Building & Design Tips:
1. Stability is the key. Metal keels and plastic rudders are provided with the kit to help stabilize boats. Other ideas to help in this area:
(a) Build boat and test it over and over in bathtub to check for stability. After testing weights can be added to level the boat as it goes in the water, however, REMEMBER THE MORE WEIGHT THE SLOWER THE BOAT. It's best to design the boat so it's stable without having to add weight.
(b) Catarmaran design. This is the most stable sailboat there is. One can be made easily from the BSA kit by cutting the hull in half (down the middle from front to back), and then turning the two halves with the curved side down. Then it just takes the addition of a little lightweight wood, such as balsa, to connect the halves and make a mast holder. The catamaran design doesn't need to utilize the metal keels provided in the BSA kit, and thus the boat is lighter. It is advisable to use two(2) plastic keels however to help the boat run straight and true.
(c) Keep hull flat. Do not round the hull into a V as with a normal boat. The flatter and wider the hull the more stable the boat will be.
Unlike the standard design, building this boat requires making cuts through the kit's balsa hull block, and more extensive gluing. Scouts must not attempt this project unsupervised! This document is intended only to outline the work required to build the boat, not to teach safe workshop practice. Power tools aren't necessary for this project, and I recommend that they NOT be used because of the small size of these parts. Handle and use sharp hand tools carefully, and be careful to avoid burns from hot glue and glue guns, if used. It's your (Akela's) responsibility to know how to use your tools safely, and to ensure safety throughout construction! If, for any reason, you're not completely confident that you and your scout can safely complete this project, please don't try! Building a toy boat is far less important than your safety!
2. Make the boat as light as possible. Drill out the hull, or remove wood from the "deck" of the hull.
3. Put sail as low on mast as possible, this promotes stability.
4. Tie back sail by tying thread to each of the lower corners of the sail and then securing the "lines" to each side of the boat (tying to a straight pin and then pushing the pins into the hulls is an easy way to do this). This will keep the sail from twisting when being blown on. The sail will stay at a 90 degree angle to the hull and allow it to "catch" the most air possible thereby promoting speed.
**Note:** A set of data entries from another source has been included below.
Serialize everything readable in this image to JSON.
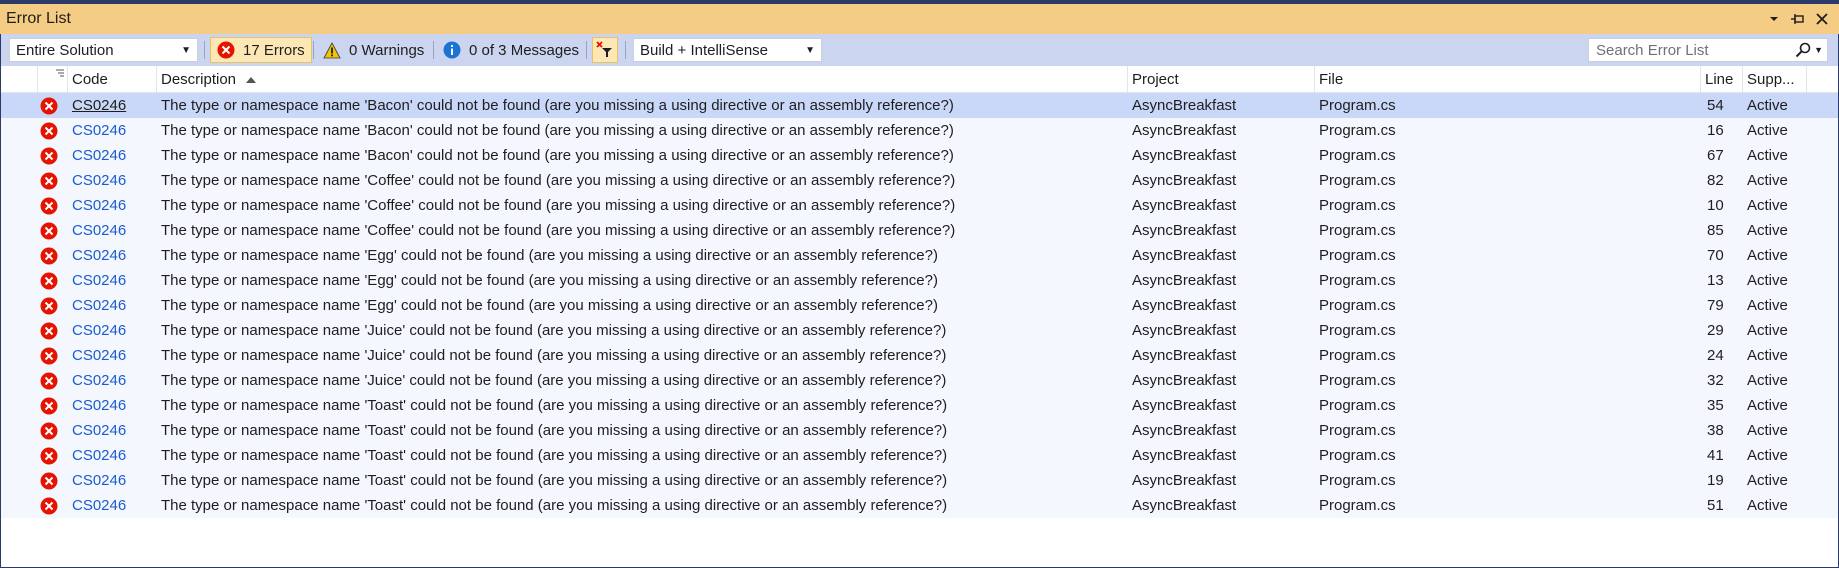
{
  "window": {
    "title": "Error List"
  },
  "toolbar": {
    "scope": "Entire Solution",
    "errors_label": "17 Errors",
    "warnings_label": "0 Warnings",
    "messages_label": "0 of 3 Messages",
    "build_filter": "Build + IntelliSense",
    "search_placeholder": "Search Error List"
  },
  "columns": {
    "code": "Code",
    "description": "Description",
    "project": "Project",
    "file": "File",
    "line": "Line",
    "suppression": "Supp..."
  },
  "rows": [
    {
      "code": "CS0246",
      "description": "The type or namespace name 'Bacon' could not be found (are you missing a using directive or an assembly reference?)",
      "project": "AsyncBreakfast",
      "file": "Program.cs",
      "line": "54",
      "suppression": "Active"
    },
    {
      "code": "CS0246",
      "description": "The type or namespace name 'Bacon' could not be found (are you missing a using directive or an assembly reference?)",
      "project": "AsyncBreakfast",
      "file": "Program.cs",
      "line": "16",
      "suppression": "Active"
    },
    {
      "code": "CS0246",
      "description": "The type or namespace name 'Bacon' could not be found (are you missing a using directive or an assembly reference?)",
      "project": "AsyncBreakfast",
      "file": "Program.cs",
      "line": "67",
      "suppression": "Active"
    },
    {
      "code": "CS0246",
      "description": "The type or namespace name 'Coffee' could not be found (are you missing a using directive or an assembly reference?)",
      "project": "AsyncBreakfast",
      "file": "Program.cs",
      "line": "82",
      "suppression": "Active"
    },
    {
      "code": "CS0246",
      "description": "The type or namespace name 'Coffee' could not be found (are you missing a using directive or an assembly reference?)",
      "project": "AsyncBreakfast",
      "file": "Program.cs",
      "line": "10",
      "suppression": "Active"
    },
    {
      "code": "CS0246",
      "description": "The type or namespace name 'Coffee' could not be found (are you missing a using directive or an assembly reference?)",
      "project": "AsyncBreakfast",
      "file": "Program.cs",
      "line": "85",
      "suppression": "Active"
    },
    {
      "code": "CS0246",
      "description": "The type or namespace name 'Egg' could not be found (are you missing a using directive or an assembly reference?)",
      "project": "AsyncBreakfast",
      "file": "Program.cs",
      "line": "70",
      "suppression": "Active"
    },
    {
      "code": "CS0246",
      "description": "The type or namespace name 'Egg' could not be found (are you missing a using directive or an assembly reference?)",
      "project": "AsyncBreakfast",
      "file": "Program.cs",
      "line": "13",
      "suppression": "Active"
    },
    {
      "code": "CS0246",
      "description": "The type or namespace name 'Egg' could not be found (are you missing a using directive or an assembly reference?)",
      "project": "AsyncBreakfast",
      "file": "Program.cs",
      "line": "79",
      "suppression": "Active"
    },
    {
      "code": "CS0246",
      "description": "The type or namespace name 'Juice' could not be found (are you missing a using directive or an assembly reference?)",
      "project": "AsyncBreakfast",
      "file": "Program.cs",
      "line": "29",
      "suppression": "Active"
    },
    {
      "code": "CS0246",
      "description": "The type or namespace name 'Juice' could not be found (are you missing a using directive or an assembly reference?)",
      "project": "AsyncBreakfast",
      "file": "Program.cs",
      "line": "24",
      "suppression": "Active"
    },
    {
      "code": "CS0246",
      "description": "The type or namespace name 'Juice' could not be found (are you missing a using directive or an assembly reference?)",
      "project": "AsyncBreakfast",
      "file": "Program.cs",
      "line": "32",
      "suppression": "Active"
    },
    {
      "code": "CS0246",
      "description": "The type or namespace name 'Toast' could not be found (are you missing a using directive or an assembly reference?)",
      "project": "AsyncBreakfast",
      "file": "Program.cs",
      "line": "35",
      "suppression": "Active"
    },
    {
      "code": "CS0246",
      "description": "The type or namespace name 'Toast' could not be found (are you missing a using directive or an assembly reference?)",
      "project": "AsyncBreakfast",
      "file": "Program.cs",
      "line": "38",
      "suppression": "Active"
    },
    {
      "code": "CS0246",
      "description": "The type or namespace name 'Toast' could not be found (are you missing a using directive or an assembly reference?)",
      "project": "AsyncBreakfast",
      "file": "Program.cs",
      "line": "41",
      "suppression": "Active"
    },
    {
      "code": "CS0246",
      "description": "The type or namespace name 'Toast' could not be found (are you missing a using directive or an assembly reference?)",
      "project": "AsyncBreakfast",
      "file": "Program.cs",
      "line": "19",
      "suppression": "Active"
    },
    {
      "code": "CS0246",
      "description": "The type or namespace name 'Toast' could not be found (are you missing a using directive or an assembly reference?)",
      "project": "AsyncBreakfast",
      "file": "Program.cs",
      "line": "51",
      "suppression": "Active"
    }
  ],
  "icons": {
    "error": "error-circle-icon",
    "warning": "warning-triangle-icon",
    "info": "info-circle-icon",
    "filter": "filter-toggle-icon",
    "search": "search-icon",
    "sort": "sort-ascending-icon"
  },
  "colors": {
    "title_bar": "#f5cc84",
    "toolbar": "#ccd5f0",
    "selected_row": "#c9d8f8",
    "row": "#f5f7fe",
    "error": "#e51400",
    "link": "#1a5ccf"
  }
}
5. Channeling bottom of boat. Cut channels under the hull of the boat. Some straight back, some in a V with the point towards the front of the hull. This will seem to add somestability and promote speed of the boat. It also lightens the boat which contributes to speed.
6. The bottom edge of the sail needed to be about 1/2 inch above the deck of the boat. If the sail was too low the corners rubbed against the gutter or dipped in the water. If the sail was too high the boat was top heavy and tended to tip over.
7. The boats sailed best if they were balanced with more weight to the rear. This elevated the bow of the boat, and when they were blown, they ran almost even. * The keels needed to be placed about 3/4 of an inch behind the mast. Don't follow the instructions in the kit.
8. The rudder should be placed touching the keel.
9. Blow evenly with the straw at a point about 1 inch from the bottom of the sail. Blowing the boat down one edge of the gutter rather than letting it "tack" back and forth seemed to be the fastest.
10. Use "Krylon" spray paint -- it dries in about one minute on the balsa wood hulls.
11. Wax the hull
12. Add bumpers
how to steer your boat in the bathtub before the race.